8. Strategies for Managing Health Care Costs
Room 201, 2nd floor, Hynes Convention Center
Presented by the Massachusetts Interlocal Insurance Association
As health care costs continue to rise, municipalities are required to allocate a higher percentage of their budget each year to provide health insurance to their employees and retirees. These higher costs have strained municipal budgets and are crowding out essential services. Municipalities must find ways to bring rising health care costs under control without sacrificing the quality of care that is being provided to their employees and retirees. Learn more about programs that target two of the largest cost drivers in health care: musculoskeletal issues and diabetes.
Dr. Ron Donelson is a board-certified orthopedic surgeon and founder and president of SelfCare First, a consulting, publishing and low-back pain disease management company.
Jenna Doucette is a wellness consultant for Blue Cross Blue Shield of Massachusetts and a certified health education specialist.
Dr. Thomas Hawkins is senior medical director of population health and analytics for Blue Cross Blue Shield of Massachusetts and a clinical instructor of population health and clinical epidemiology at Harvard Medical School.
Chris Bailey is manager of the MIIA Health Benefits Trust and has worked for more than 20 years in group health insurance.
9. Using Municipal Cooperation to Improve Services and Achieve Savings
Room 202, 2nd floor, Hynes Convention Center
Presented by Small Town Administrators of Massachusetts
Rising fixed costs have communities searching for ways to provide the same services with fewer resources. For many cities and towns, that means collaborating with neighboring communities on issues such as wastewater treatment, public safety dispatch, and procurement. Communities also increasingly share staff for services like public health and veterans’ services. Hear about successful intermunicipal agreements and shared services from across the Commonwealth, learn about regionalization assistance available from the state and other organizations, and get tips on how to implement these kinds of initiatives in your community.
Christopher Ketchen is the chief administrative officer in Lee and Lenox.
Andrea Llamas is the town administrator in Buckland and chair of Small Town Administrators of Massachusetts.
Moira Rouse is regional administrator of the Southeastern Regional Services Group.
Michael Ward is the municipal services director at the Edward J. Collins Jr. Center for Public Management at the University of Massachusetts Boston.
10. Weathering Climate Change Through Preparation
Room 209, 2nd floor, Hynes Convention Center
Presented by the MMA Policy Committee on Energy and the Environment
Climate change is threatening our communities with sea level rise, erosion, storms, flooding, and related environmental impacts. Last year, Gov. Charlie Baker signed Executive Order 569, “Establishing an Integrated Climate Change Strategy for the Commonwealth,” which maps out the state’s plan to protect against the impacts of climate change. The administration also implemented the Municipal Vulnerability Preparedness program to provide assistance to municipalities for resiliency planning and completing climate change vulnerability assessments. Learn about climate initiatives at the state level and hear guidance on tools for municipalities to create resilient infrastructure and plan effectively for the impacts of climate change.

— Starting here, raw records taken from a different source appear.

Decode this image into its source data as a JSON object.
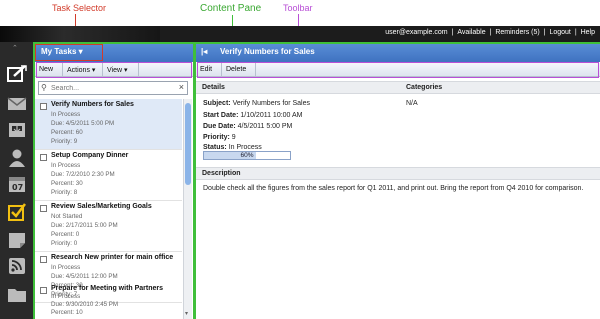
{
  "annotations": {
    "task_selector": "Task Selector",
    "content_pane": "Content Pane",
    "toolbar": "Toolbar"
  },
  "topbar": {
    "user": "user@example.com",
    "available": "Available",
    "reminders": "Reminders (5)",
    "logout": "Logout",
    "help": "Help",
    "separator": "|"
  },
  "rail": {
    "icons": [
      "compose-icon",
      "mail-icon",
      "inbox-icon",
      "contacts-icon",
      "calendar-icon",
      "tasks-icon",
      "notes-icon",
      "rss-icon",
      "folder-icon"
    ]
  },
  "task_pane": {
    "selector_label": "My Tasks ▾",
    "toolbar": {
      "new": "New",
      "actions": "Actions ▾",
      "view": "View ▾"
    },
    "search_placeholder": "Search...",
    "tasks": [
      {
        "title": "Verify Numbers for Sales",
        "status": "In Process",
        "due": "Due: 4/5/2011 5:00 PM",
        "percent": "Percent: 60",
        "priority": "Priority: 9",
        "selected": true
      },
      {
        "title": "Setup Company Dinner",
        "status": "In Process",
        "due": "Due: 7/2/2010 2:30 PM",
        "percent": "Percent: 30",
        "priority": "Priority: 8",
        "selected": false
      },
      {
        "title": "Review Sales/Marketing Goals",
        "status": "Not Started",
        "due": "Due: 2/17/2011 5:00 PM",
        "percent": "Percent: 0",
        "priority": "Priority: 0",
        "selected": false
      },
      {
        "title": "Research New printer for main office",
        "status": "In Process",
        "due": "Due: 4/5/2011 12:00 PM",
        "percent": "Percent: 30",
        "priority": "Priority: 7",
        "selected": false
      },
      {
        "title": "Prepare for Meeting with Partners",
        "status": "In Process",
        "due": "Due: 9/30/2010 2:45 PM",
        "percent": "Percent: 10",
        "priority": "",
        "selected": false
      }
    ]
  },
  "content_pane": {
    "collapse_glyph": "|◂",
    "title": "Verify Numbers for Sales",
    "toolbar": {
      "edit": "Edit",
      "delete": "Delete"
    },
    "details_heading": "Details",
    "categories_heading": "Categories",
    "categories_value": "N/A",
    "fields": {
      "subject_label": "Subject:",
      "subject_value": "Verify Numbers for Sales",
      "start_label": "Start Date:",
      "start_value": "1/10/2011 10:00 AM",
      "due_label": "Due Date:",
      "due_value": "4/5/2011 5:00 PM",
      "priority_label": "Priority:",
      "priority_value": "9",
      "status_label": "Status:",
      "status_value": "In Process"
    },
    "progress": {
      "value": 0.6,
      "label": "60%"
    },
    "description_heading": "Description",
    "description": "Double check all the figures from the sales report for Q1 2011, and print out. Bring the report from Q4 2010 for comparison."
  },
  "colors": {
    "header_blue": "#4a7fcb",
    "annotation_red": "#d23b2a",
    "annotation_green": "#3fbf3a",
    "annotation_purple": "#b84fd6"
  }
}
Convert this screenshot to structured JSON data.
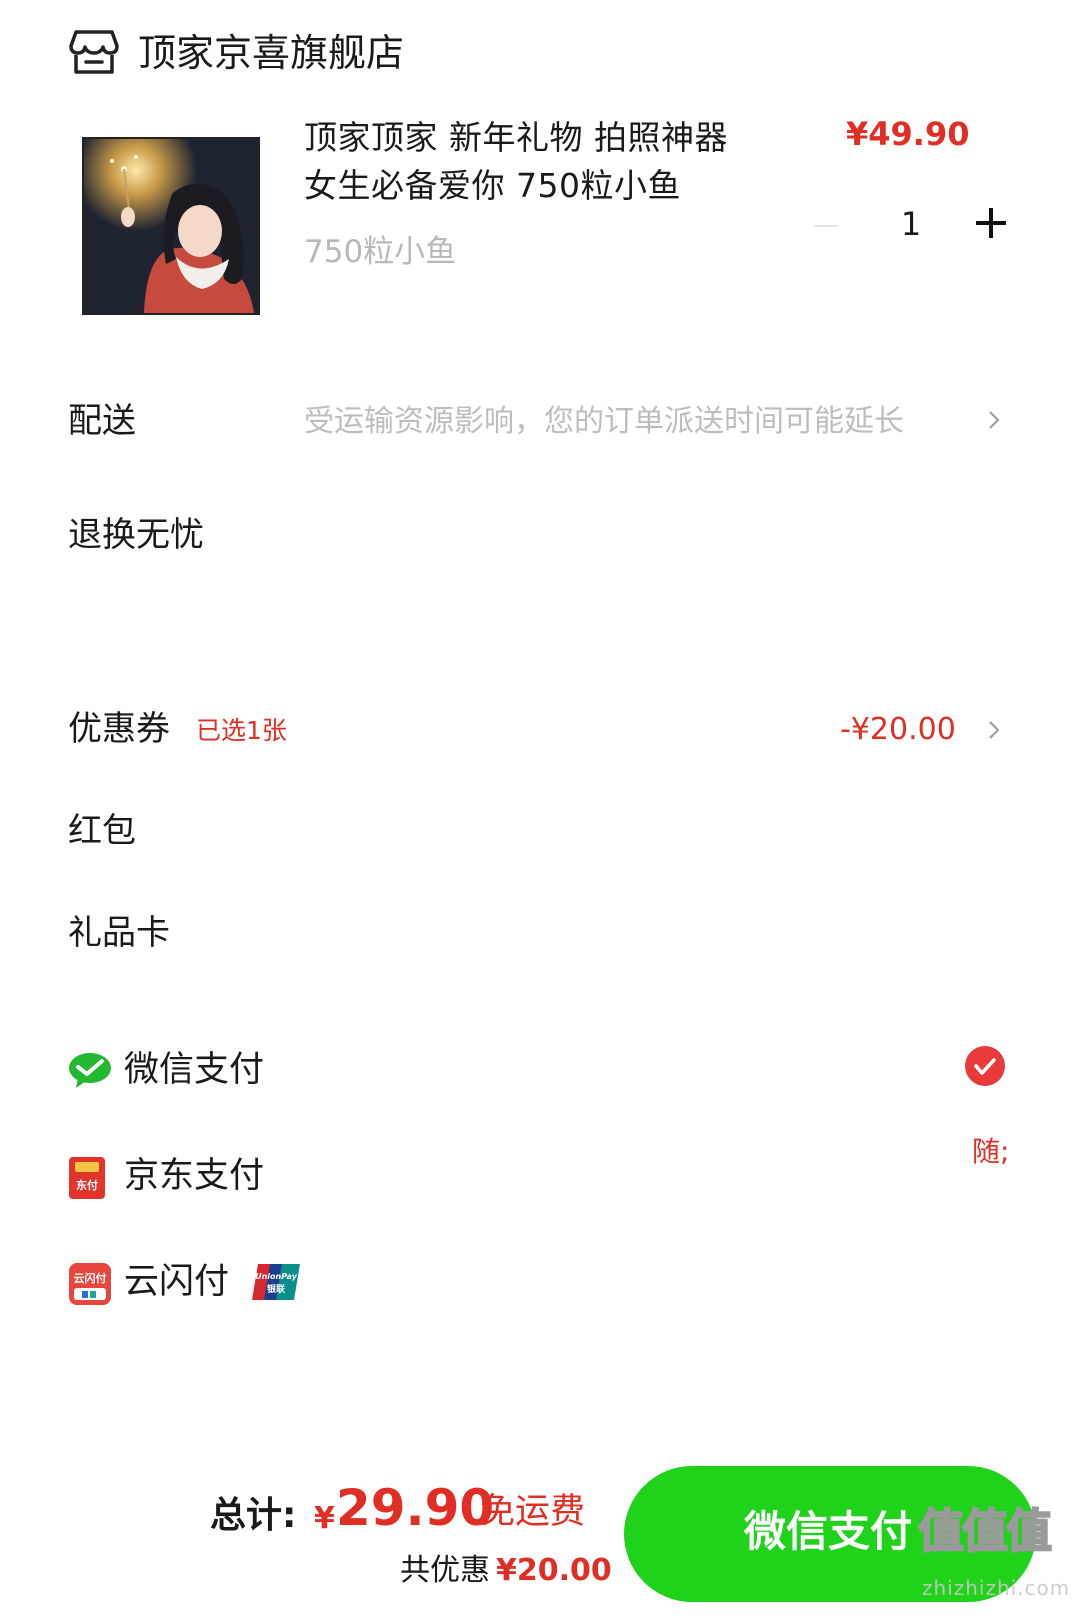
{
  "store": {
    "name": "顶家京喜旗舰店",
    "icon": "store-icon"
  },
  "product": {
    "title": "顶家顶家  新年礼物 拍照神器女生必备爱你 750粒小鱼",
    "price": "¥49.90",
    "spec": "750粒小鱼",
    "quantity": "1",
    "image_icon": "product-image"
  },
  "delivery": {
    "label": "配送",
    "note": "受运输资源影响，您的订单派送时间可能延长"
  },
  "returns": {
    "label": "退换无忧"
  },
  "coupon": {
    "label": "优惠券",
    "badge": "已选1张",
    "amount": "-¥20.00"
  },
  "red_packet": {
    "label": "红包"
  },
  "gift_card": {
    "label": "礼品卡"
  },
  "payment_methods": [
    {
      "label": "微信支付",
      "icon": "wechat-pay-icon",
      "selected": true
    },
    {
      "label": "京东支付",
      "icon": "jd-pay-icon",
      "promo": "随;"
    },
    {
      "label": "云闪付",
      "icon": "yunshanfu-icon",
      "badge_icon": "unionpay-logo"
    }
  ],
  "footer": {
    "total_label": "总计:",
    "currency": "¥",
    "total_amount": "29.90",
    "free_shipping": "免运费",
    "discount_label": "共优惠",
    "discount_amount": "¥20.00",
    "pay_button_label": "微信支付"
  },
  "watermark": {
    "text": "值值值",
    "domain": "zhizhizhi.com"
  },
  "colors": {
    "accent_red": "#e02e24",
    "pay_green": "#1fd21a",
    "muted_text": "#bdbdbd"
  }
}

Catherine Ratte is a principal planner and section manager at the Pioneer Valley Planning Commission.
Frank Ricciardi is a vice president at Weston and Sampson who leads its resiliency team.
Katie Theoharides is the assistant secretary of climate change with the Executive Office of Energy and Environmental Affairs.
George “Bud” Dunham is the town manager in Sandwich.